A central principle common to all world religions is the idea that we should behave towards others in the way in which we would expect others to behave towards us. Christ devotes much of his
teaching to this theme, building on the Old Testament injunction that we should
love our neighbours as we love ourselves.
“Judge not, that ye be not judged”, and “Do to others as you would have them do to you”, are two of his most powerful, and enduring, messages about how individuals, local communities, and whole
societies, should live peacefully, and happily, with others.
Given the key importance of these ideas to Christianity, why are some church leaders – in the Roman Catholic and Anglican Churches in particular – not practicing what Christ taught, on the issue of
I happen to be, in the modern jargon, “straight”. It doesn’t make me a better person.

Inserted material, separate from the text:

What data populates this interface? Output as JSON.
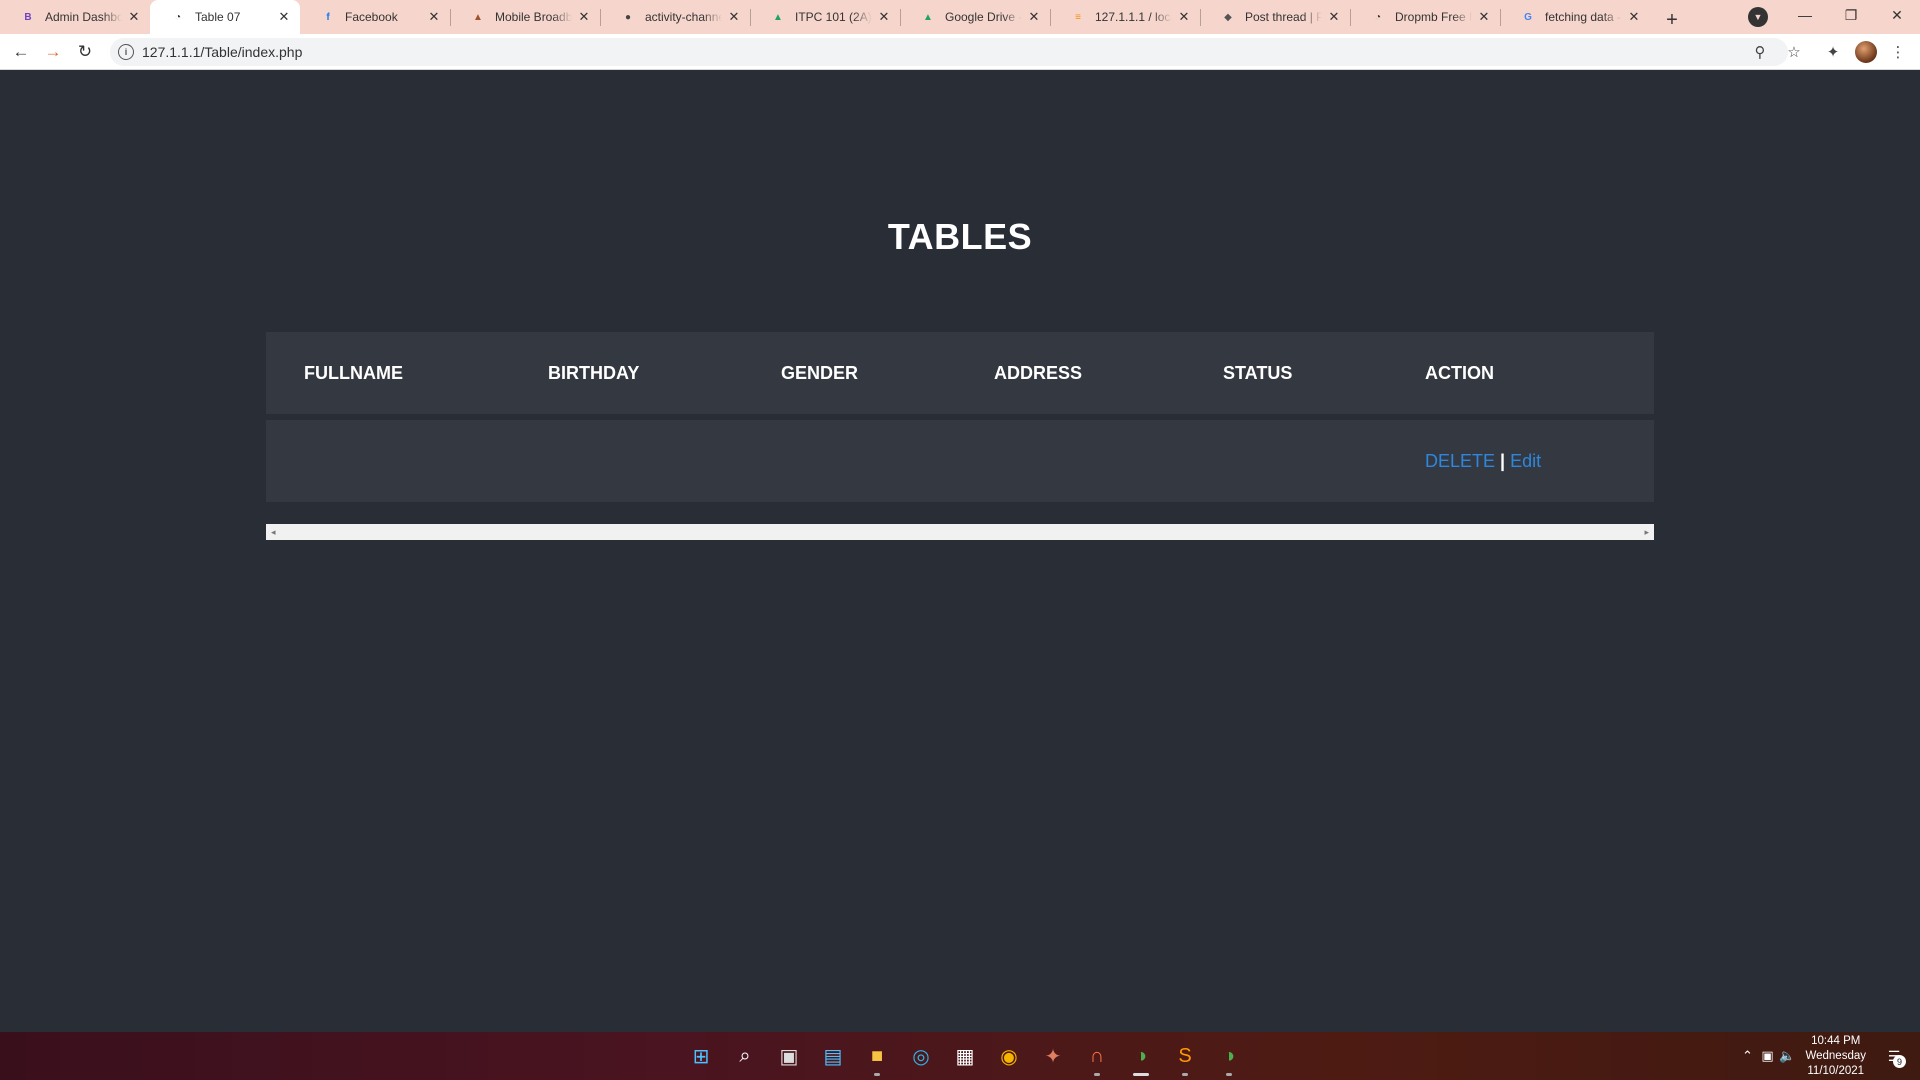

I didn’t choose to be straight. It’s how I am. It would be no different if I were gay.
I would neither be a better, nor a worse, person because of it. It would simply be how I was.
Because I am straight, I have a right to marry a woman. But if I were a gay man, or a lesbian woman, in love with another gay man, or lesbian woman, I can get to a half-way house with a “civil
partnership”, but the law currently says that I cannot marry.
Some Church leaders say the law should stay that way, on the spurious grounds that the sanctity and importance of heterosexual marriage will somehow be damaged. How, why?
I know of no-one who is married who feels threatened by the idea that another couple, same sex, wishes to cement their love for each other by marrying.
Why should this not be a matter of celebration, rather than of prohibition?
And how on earth do these church leaders square their present stand with those biblical injunctions about treating others as you would expect to be treated yourself?